A Taste of England’s Rich History: The Norfolk Adventure
North Norfolk feels like the part of England Blake’s Jerusalem talks of with the lyric ‘England’s green and pleasant lands’. Although serious flaws have been highlighted with the lyrics of the song itself, this particular line seems accurate enough. The county is vastly untouched by business and grotesque concrete sculptures which seem to dominate our cities. This quaint and rural part of our country should be savoured, a last bastion of an older era of England.
Towns and villages have curious names. Little Walsingham is, in fact, larger than Great Walsingham and has more religious significance of the two villages. The only explanation I can find for this linguistic quirk is that Great Walsingham is the older village.
The sleepy village of Great Snoring, as well as raising a smile amongst visitors, is home to a library encased in a red phone box.
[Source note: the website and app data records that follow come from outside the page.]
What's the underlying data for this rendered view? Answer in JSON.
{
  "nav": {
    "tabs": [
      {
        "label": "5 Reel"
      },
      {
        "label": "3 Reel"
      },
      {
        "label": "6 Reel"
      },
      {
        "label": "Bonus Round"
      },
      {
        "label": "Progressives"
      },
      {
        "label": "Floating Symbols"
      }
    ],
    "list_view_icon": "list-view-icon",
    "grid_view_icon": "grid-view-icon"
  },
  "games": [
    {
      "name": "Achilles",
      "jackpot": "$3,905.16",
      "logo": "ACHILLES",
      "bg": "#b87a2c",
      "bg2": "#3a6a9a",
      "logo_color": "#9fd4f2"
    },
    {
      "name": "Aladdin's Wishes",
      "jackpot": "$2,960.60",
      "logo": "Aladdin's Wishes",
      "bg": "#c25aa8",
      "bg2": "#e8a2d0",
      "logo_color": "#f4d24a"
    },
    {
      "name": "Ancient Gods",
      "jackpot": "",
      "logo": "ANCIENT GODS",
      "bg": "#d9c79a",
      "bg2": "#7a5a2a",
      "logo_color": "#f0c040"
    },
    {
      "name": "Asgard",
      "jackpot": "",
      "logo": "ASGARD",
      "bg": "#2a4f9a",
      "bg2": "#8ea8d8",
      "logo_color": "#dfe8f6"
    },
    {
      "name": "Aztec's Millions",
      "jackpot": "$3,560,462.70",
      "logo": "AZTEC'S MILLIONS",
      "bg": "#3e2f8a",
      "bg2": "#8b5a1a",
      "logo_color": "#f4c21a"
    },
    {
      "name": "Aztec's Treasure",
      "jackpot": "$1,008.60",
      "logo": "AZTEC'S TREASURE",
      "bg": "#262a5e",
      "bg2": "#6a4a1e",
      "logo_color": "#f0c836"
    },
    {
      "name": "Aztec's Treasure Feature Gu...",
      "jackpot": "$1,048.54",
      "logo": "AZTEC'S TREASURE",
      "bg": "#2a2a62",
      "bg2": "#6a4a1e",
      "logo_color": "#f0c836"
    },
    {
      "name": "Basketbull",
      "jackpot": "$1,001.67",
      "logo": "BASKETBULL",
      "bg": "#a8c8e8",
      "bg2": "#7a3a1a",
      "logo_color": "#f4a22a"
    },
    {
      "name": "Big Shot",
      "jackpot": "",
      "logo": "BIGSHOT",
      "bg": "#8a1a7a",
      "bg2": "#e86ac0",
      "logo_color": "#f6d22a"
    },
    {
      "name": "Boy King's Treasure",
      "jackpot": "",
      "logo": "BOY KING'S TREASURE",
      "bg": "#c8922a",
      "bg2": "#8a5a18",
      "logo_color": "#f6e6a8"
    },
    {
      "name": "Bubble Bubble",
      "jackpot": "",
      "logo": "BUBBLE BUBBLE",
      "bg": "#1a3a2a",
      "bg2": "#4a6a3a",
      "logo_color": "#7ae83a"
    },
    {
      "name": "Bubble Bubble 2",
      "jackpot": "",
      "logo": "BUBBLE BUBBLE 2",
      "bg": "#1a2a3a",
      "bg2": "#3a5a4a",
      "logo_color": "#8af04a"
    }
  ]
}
After being decommissioned in 2011, the phone box was restored and reopened with a new and unique purpose in 2013. As with many buildings in the area, the phone box is a listed building; the listed status of many buildings in this area of Norfolk has helped preserve its traditional old-world appearance.
A View Overhead
When I visited Walsingham in late August this year, the skies overhead were clear. Out in the countryside the air is free of the pollution found in inner-city areas. At night, the skies filled with hundreds of stars. A field between the deceptively large Little Walsingham and Houghton St Giles gave the best vantage point to watch shooting stars pass overhead. I was awestruck.
The constellations that filled the skies over Norfolk were spectacular; I could make out Orion and watched in amazement as shooting stars crossed in the blackness. Over the course of four clear nights, I was treated to several spectacular displays from the night sky and saw more shooting stars than in the whole of the rest of my life.
Getting some miles in
The clear skies result from the unpolluted air which has another obvious benefit. Walking miles through the Norfolk countryside left me feeling invigorated, in no small part due to the fresher, cleaner air. I ran from Little Walsingham, out toward Houghton St Giles before returning to Walsingham down the ‘Holy Mile’ – so called due to the pilgrimage leading to the shrine. In thirty minutes of running, I saw just a handful of vehicles and gained an appreciation for just how tranquil a place this really is.
With the Bury 10k just a few weeks away, I was keen to run and walk as much as possible. Wearing a pedometer for much of the time, I clocked up well over 23,000 steps on the Saturday of my long weekend, much more than I manage on an average day at home. Why would you take the car when walking gives you time to drink in the gorgeous surroundings?
Why would you take the car when walking gives you time to drink in such gorgeous surroundings?